Goal of the exercise:
List all lines in the material below that contain "Андрей".
:: Records for this exercise
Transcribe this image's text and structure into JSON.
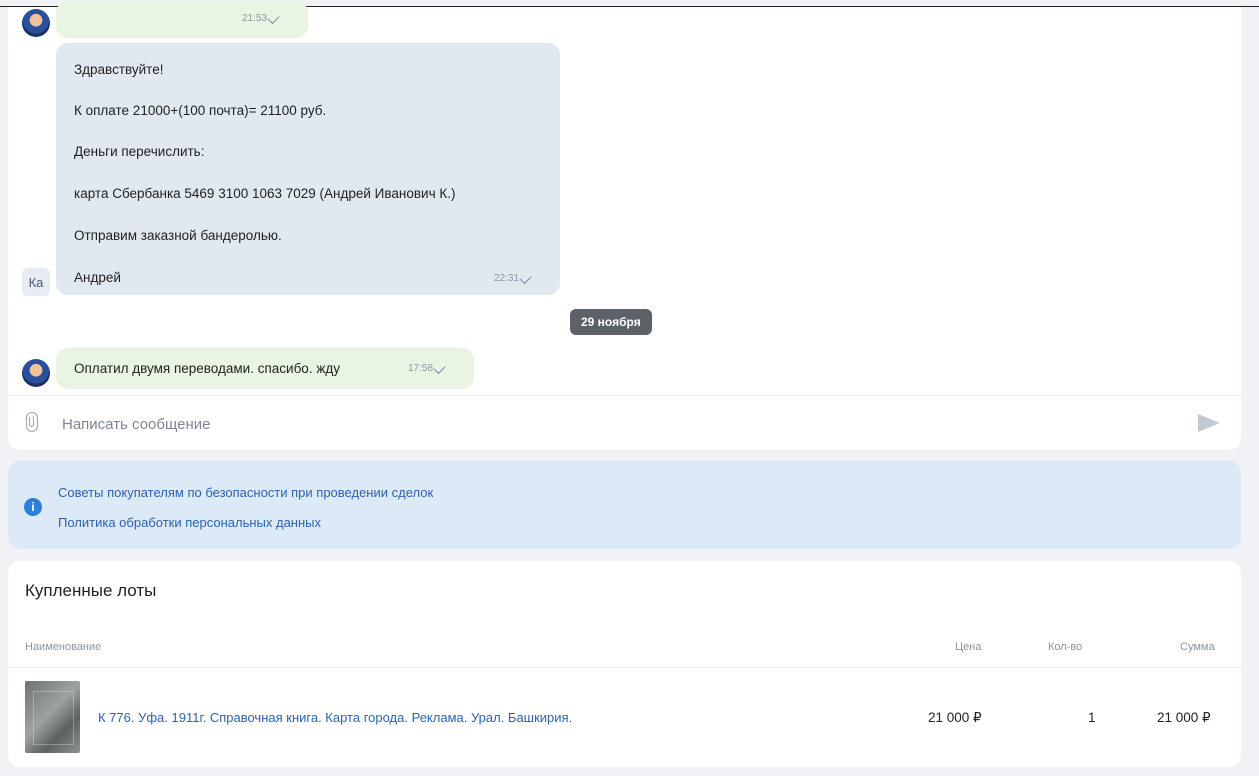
{
  "chat": {
    "messages": [
      {
        "direction": "out",
        "text_lines": [],
        "time": "21:53"
      },
      {
        "direction": "in",
        "sender_initials": "Ка",
        "text_lines": [
          "Здравствуйте!",
          "К оплате 21000+(100 почта)= 21100 руб.",
          "Деньги перечислить:",
          "карта Сбербанка 5469 3100 1063 7029 (Андрей Иванович К.)",
          "Отправим заказной бандеролью.",
          "Андрей"
        ],
        "time": "22:31"
      },
      {
        "direction": "out",
        "text_lines": [
          "Оплатил двумя переводами. спасибо. жду"
        ],
        "time": "17:58"
      }
    ],
    "date_divider": "29 ноября"
  },
  "composer": {
    "placeholder": "Написать сообщение",
    "value": ""
  },
  "info": {
    "links": [
      "Советы покупателям по безопасности при проведении сделок",
      "Политика обработки персональных данных"
    ]
  },
  "lots": {
    "title": "Купленные лоты",
    "columns": [
      "Наименование",
      "Цена",
      "Кол-во",
      "Сумма"
    ],
    "rows": [
      {
        "name": "К 776. Уфа. 1911г. Справочная книга. Карта города. Реклама. Урал. Башкирия.",
        "price": "21 000 ₽",
        "qty": "1",
        "sum": "21 000 ₽"
      }
    ]
  },
  "colors": {
    "outgoing_bubble": "#e9f4e3",
    "incoming_bubble": "#e2e8f0",
    "link": "#2d62b0",
    "info_panel": "#dce9f6",
    "date_pill": "#5d6268"
  }
}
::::
Solution for this exercise:
          "карта Сбербанка 5469 3100 1063 7029 (Андрей Иванович К.)",
          "Андрей"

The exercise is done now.